Constraints & the Contact Map

Case number:699969-991197
Opened by:tristanlbailey
Opened on:Thursday, December 1, 2011 - 07:18
Last modified:Thursday, December 1, 2011 - 17:19

While doing puzzle 486 (Exploration puzzle 457 with constraints), I noticed there were several constraints that have been assigned to the puzzle. I only found out just how many, and where they were, when I pulled the starting model apart. These particular constraints are different to the ones used in the Intro levels, as they only appear when the constrained segments are apart from each other. If we are supposed to stick to these constraints to achieve higher scores, there should be a better way of showing where these constraints are. I also noticed that changing the "Show Constraints" option under the "View" menu doesn't do anything to these kinds of constraints.

I would like to suggest that the Contact Map is changed to display constraints, so that they are easier to track, especially when there are several constraints present. I have attached an image of one way of doing this. You will notice that I have changed the colour of the contacts in the map, so that the constraints can use red. The pink blocks on the key at the side have also been removed, as they don't serve any clear purpose. When doing an Exploration puzzle without constraints, the "Excellent!" and "Constraints" labels and squares in the key, disappear.

I would also like to suggest that the name of the Contact Map is changed to "Exploration Map", and the Exploration Map name changed to something else (or perhaps even remove the map, since it doesn't appear to do anything at the moment), as the names can confuse people. I accidentally discussed the wrong one with a new player about a week ago, when they asked about it, and didn't realise my mistake until quite some time later.

My Contact Map.png34.43 KB
(Thu, 12/01/2011 - 07:18  |  1 comment)

beta_helix's picture
User offline. Last seen 16 hours 37 min ago. Offline
Joined: 05/09/2008
Groups: None

good suggestion, assigning....
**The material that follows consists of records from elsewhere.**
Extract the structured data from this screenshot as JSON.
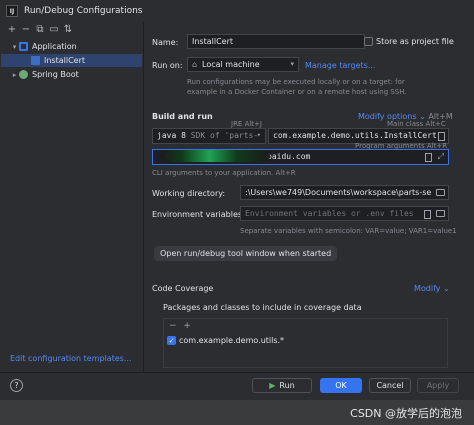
{
  "window": {
    "title": "Run/Debug Configurations",
    "app_icon": "IJ"
  },
  "tree": {
    "items": [
      {
        "label": "Application",
        "expanded": true
      },
      {
        "label": "InstallCert",
        "selected": true
      },
      {
        "label": "Spring Boot",
        "expanded": false
      }
    ],
    "edit_templates": "Edit configuration templates..."
  },
  "form": {
    "name_label": "Name:",
    "name_value": "InstallCert",
    "store_label": "Store as project file",
    "run_on_label": "Run on:",
    "run_on_value": "Local machine",
    "manage_targets": "Manage targets...",
    "run_on_hint_1": "Run configurations may be executed locally or on a target: for",
    "run_on_hint_2": "example in a Docker Container or on a remote host using SSH.",
    "build_run_label": "Build and run",
    "modify_options": "Modify options",
    "modify_shortcut": "Alt+M",
    "jre_hint": "JRE Alt+J",
    "main_class_hint": "Main class Alt+C",
    "jdk_value": "java 8",
    "jdk_detail": "SDK of 'parts-",
    "main_class_value": "com.example.demo.utils.InstallCert",
    "program_args_hint": "Program arguments Alt+R",
    "program_args_value": "baidu.com",
    "cli_hint": "CLI arguments to your application. Alt+R",
    "workdir_label": "Working directory:",
    "workdir_value": ":\\Users\\we749\\Documents\\workspace\\parts-se",
    "env_label": "Environment variables:",
    "env_placeholder": "Environment variables or .env files",
    "env_hint": "Separate variables with semicolon: VAR=value; VAR1=value1",
    "open_tool_window": "Open run/debug tool window when started",
    "code_coverage_label": "Code Coverage",
    "modify_label": "Modify",
    "packages_label": "Packages and classes to include in coverage data",
    "coverage_item": "com.example.demo.utils.*"
  },
  "buttons": {
    "help": "?",
    "run": "Run",
    "ok": "OK",
    "cancel": "Cancel",
    "apply": "Apply"
  },
  "watermark": "CSDN @放学后的泡泡",
  "colors": {
    "accent": "#3574f0",
    "link": "#548af7",
    "run_green": "#5fb865",
    "background": "#2b2d30"
  }
}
Developed by: UW Center for Game Science, UW Institute for Protein Design, Northeastern University, Vanderbilt University Meiler Lab, UC Davis
Supported by: DARPA, NSF, NIH, HHMI, Amazon, Microsoft, Adobe, Boehringer Ingelheim, RosettaCommons